## [Work instructions]
Copy the data that follows, character for character, minus the pictures.

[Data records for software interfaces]
= = =

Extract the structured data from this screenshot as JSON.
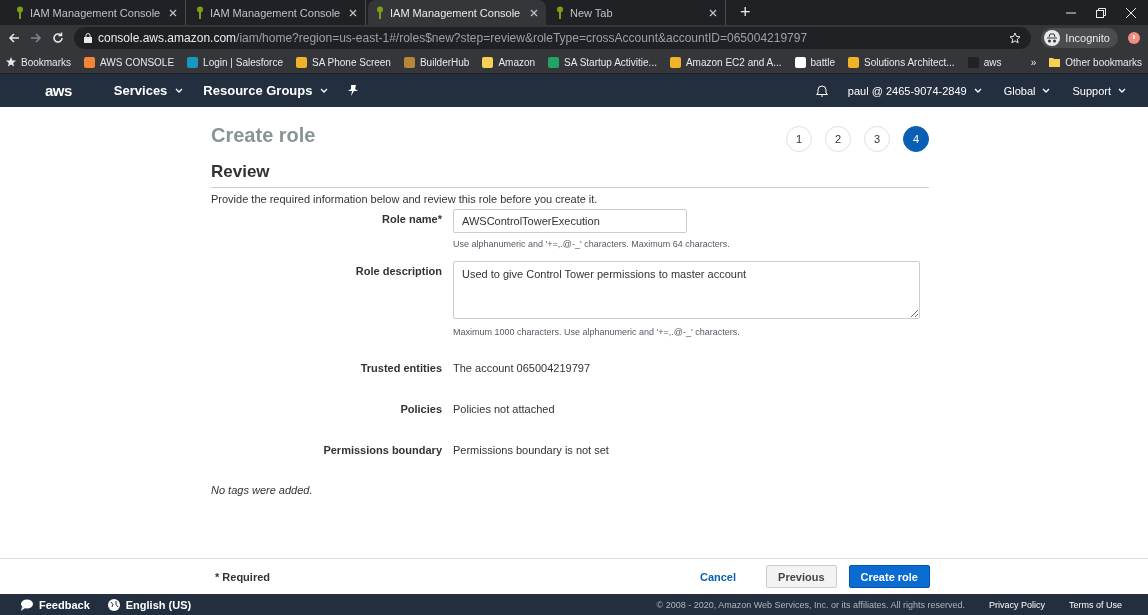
{
  "browser": {
    "tabs": [
      {
        "title": "IAM Management Console",
        "selected": false
      },
      {
        "title": "IAM Management Console",
        "selected": false
      },
      {
        "title": "IAM Management Console",
        "selected": true
      },
      {
        "title": "New Tab",
        "selected": false
      }
    ],
    "new_tab": "+",
    "url_host": "console.aws.amazon.com",
    "url_path": "/iam/home?region=us-east-1#/roles$new?step=review&roleType=crossAccount&accountID=065004219797",
    "profile": "Incognito",
    "bookmarks_label": "Bookmarks",
    "bookmarks": [
      {
        "label": "AWS CONSOLE",
        "color": "#f58536"
      },
      {
        "label": "Login | Salesforce",
        "color": "#1798c1"
      },
      {
        "label": "SA Phone Screen",
        "color": "#f0b429"
      },
      {
        "label": "BuilderHub",
        "color": "#b8863b"
      },
      {
        "label": "Amazon",
        "color": "#f7d154"
      },
      {
        "label": "SA Startup Activitie...",
        "color": "#21a366"
      },
      {
        "label": "Amazon EC2 and A...",
        "color": "#f0b429"
      },
      {
        "label": "battle",
        "color": "#ffffff"
      },
      {
        "label": "Solutions Architect...",
        "color": "#f0b429"
      },
      {
        "label": "aws",
        "color": "#222222"
      }
    ],
    "overflow": "»",
    "other_bookmarks": "Other bookmarks"
  },
  "console_nav": {
    "logo": "aws",
    "services": "Services",
    "resource_groups": "Resource Groups",
    "account": "paul @ 2465-9074-2849",
    "region": "Global",
    "support": "Support"
  },
  "page": {
    "title": "Create role",
    "steps": [
      {
        "label": "1",
        "selected": false
      },
      {
        "label": "2",
        "selected": false
      },
      {
        "label": "3",
        "selected": false
      },
      {
        "label": "4",
        "selected": true
      }
    ],
    "section_title": "Review",
    "intro": "Provide the required information below and review this role before you create it.",
    "role_name": {
      "label": "Role name*",
      "value": "AWSControlTowerExecution",
      "hint": "Use alphanumeric and '+=,.@-_' characters. Maximum 64 characters."
    },
    "role_description": {
      "label": "Role description",
      "value": "Used to give Control Tower permissions to master account",
      "hint": "Maximum 1000 characters. Use alphanumeric and '+=,.@-_' characters."
    },
    "details": [
      {
        "label": "Trusted entities",
        "value": "The account 065004219797"
      },
      {
        "label": "Policies",
        "value": "Policies not attached"
      },
      {
        "label": "Permissions boundary",
        "value": "Permissions boundary is not set"
      }
    ],
    "tags_note": "No tags were added."
  },
  "footer": {
    "required": "* Required",
    "cancel": "Cancel",
    "previous": "Previous",
    "create": "Create role"
  },
  "bottom_bar": {
    "feedback": "Feedback",
    "language": "English (US)",
    "copyright": "© 2008 - 2020, Amazon Web Services, Inc. or its affiliates. All rights reserved.",
    "privacy": "Privacy Policy",
    "terms": "Terms of Use"
  }
}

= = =

## [Result for this task]
Extract the structured data from this screenshot as JSON.
{
  "browser": {
    "tabs": [
      {
        "title": "IAM Management Console",
        "selected": false
      },
      {
        "title": "IAM Management Console",
        "selected": false
      },
      {
        "title": "IAM Management Console",
        "selected": true
      },
      {
        "title": "New Tab",
        "selected": false
      }
    ],
    "new_tab": "+",
    "url_host": "console.aws.amazon.com",
    "url_path": "/iam/home?region=us-east-1#/roles$new?step=review&roleType=crossAccount&accountID=065004219797",
    "profile": "Incognito",
    "bookmarks_label": "Bookmarks",
    "bookmarks": [
      {
        "label": "AWS CONSOLE",
        "color": "#f58536"
      },
      {
        "label": "Login | Salesforce",
        "color": "#1798c1"
      },
      {
        "label": "SA Phone Screen",
        "color": "#f0b429"
      },
      {
        "label": "BuilderHub",
        "color": "#b8863b"
      },
      {
        "label": "Amazon",
        "color": "#f7d154"
      },
      {
        "label": "SA Startup Activitie...",
        "color": "#21a366"
      },
      {
        "label": "Amazon EC2 and A...",
        "color": "#f0b429"
      },
      {
        "label": "battle",
        "color": "#ffffff"
      },
      {
        "label": "Solutions Architect...",
        "color": "#f0b429"
      },
      {
        "label": "aws",
        "color": "#222222"
      }
    ],
    "overflow": "»",
    "other_bookmarks": "Other bookmarks"
  },
  "console_nav": {
    "logo": "aws",
    "services": "Services",
    "resource_groups": "Resource Groups",
    "account": "paul @ 2465-9074-2849",
    "region": "Global",
    "support": "Support"
  },
  "page": {
    "title": "Create role",
    "steps": [
      {
        "label": "1",
        "selected": false
      },
      {
        "label": "2",
        "selected": false
      },
      {
        "label": "3",
        "selected": false
      },
      {
        "label": "4",
        "selected": true
      }
    ],
    "section_title": "Review",
    "intro": "Provide the required information below and review this role before you create it.",
    "role_name": {
      "label": "Role name*",
      "value": "AWSControlTowerExecution",
      "hint": "Use alphanumeric and '+=,.@-_' characters. Maximum 64 characters."
    },
    "role_description": {
      "label": "Role description",
      "value": "Used to give Control Tower permissions to master account",
      "hint": "Maximum 1000 characters. Use alphanumeric and '+=,.@-_' characters."
    },
    "details": [
      {
        "label": "Trusted entities",
        "value": "The account 065004219797"
      },
      {
        "label": "Policies",
        "value": "Policies not attached"
      },
      {
        "label": "Permissions boundary",
        "value": "Permissions boundary is not set"
      }
    ],
    "tags_note": "No tags were added."
  },
  "footer": {
    "required": "* Required",
    "cancel": "Cancel",
    "previous": "Previous",
    "create": "Create role"
  },
  "bottom_bar": {
    "feedback": "Feedback",
    "language": "English (US)",
    "copyright": "© 2008 - 2020, Amazon Web Services, Inc. or its affiliates. All rights reserved.",
    "privacy": "Privacy Policy",
    "terms": "Terms of Use"
  }
}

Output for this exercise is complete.